I read the Mets may start Dominic Smith back in Vegas next year. Why?
-- @mhoff66 via Twitter
Has Smith, who is batting .212 with a .672 OPS in 39 games, done enough in your mind to warrant a guaranteed everyday spot in the big leagues? The Mets have no reason to assure the rookie such a role just yet, even though he is a favorite to wind up with it. There are still holes in Smith's game that the Mets would like to see him address this offseason.
The team has an in-house backup in Flores, and could acquire a versatile outfielder -- a la Jay Bruce -- capable of playing first as well. Due to injuries and trades, the Mets currently have little depth at first base, but that isn't likely to be the case next spring. They would prefer to dictate Smith's playing time based upon his performance, not a lack of other options.
Is Norichika Aoki an outfield/bench option in 2018?
-- @Ranjrz5 via Twitter
Aoki has been a nice find for the Mets in September, but he may ultimately become a victim of his salary. The Mets haven't made a habit of paying $6 million for bench players, and they already have one expensive backup outfielder in Juan Lagares. If Aoki returns, I suspect it would need to be on a cheaper deal following his non-tender.
What are the chances the Mets get into the Shohei Ohtani sweepstakes this offseason?
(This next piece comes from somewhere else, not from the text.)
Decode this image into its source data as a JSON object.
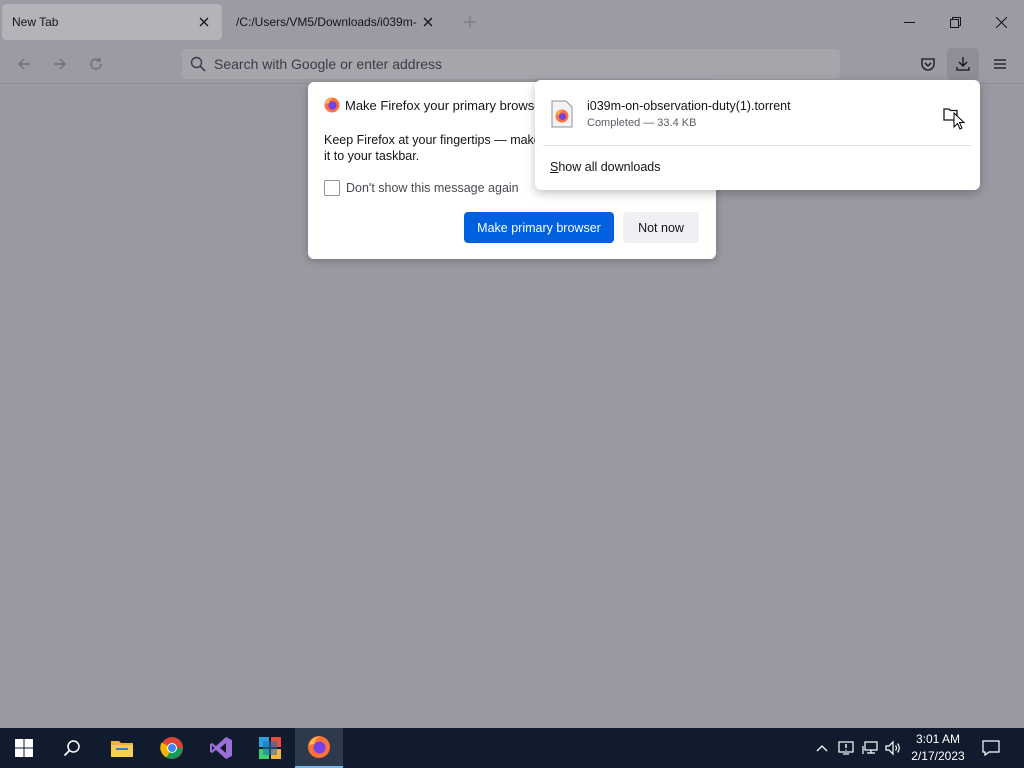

Money won't be the issue for his first contract.
-- @DSistaro via Twitter
The fact that the Mets reportedly did not send a scout to Ohtani's recent showcase probably tells you all you need to know. Though Ohtani cannot command a Masahiro Tanaka-style megadeal due to new rules governing foreign free agents, the Mets used much of their International Bonus Pool money on a group of Dominican and Venezuelan prospects in July. They won't have enough left to outspend other teams for Ohtani.
Were the Mets impressed by Flores' performance against right-handed pitchers this year? In my opinion, he deserves a chance to play every day.
-- @JoeComposer via Twitter
The Mets' primary concern with Flores is no longer his ability to hit right-handed pitching, nor even his defense, but his ability to stay healthy. He's averaged 107 games the past two seasons, more because of injuries -- a hamstring strain, a wrist fracture, a knee infection, a broken nose -- than the Mets limiting him to a part-time role.
Because of that history, it would be difficult for the Mets to pencil Flores in as an everyday infielder. Instead, he will return next season to his usual role as a bench bat and part-time starter against left-handed pitching.
Anthony DiComo has covered the Mets for MLB.com since 2008. Follow him on Twitter @AnthonyDiComo and Facebook.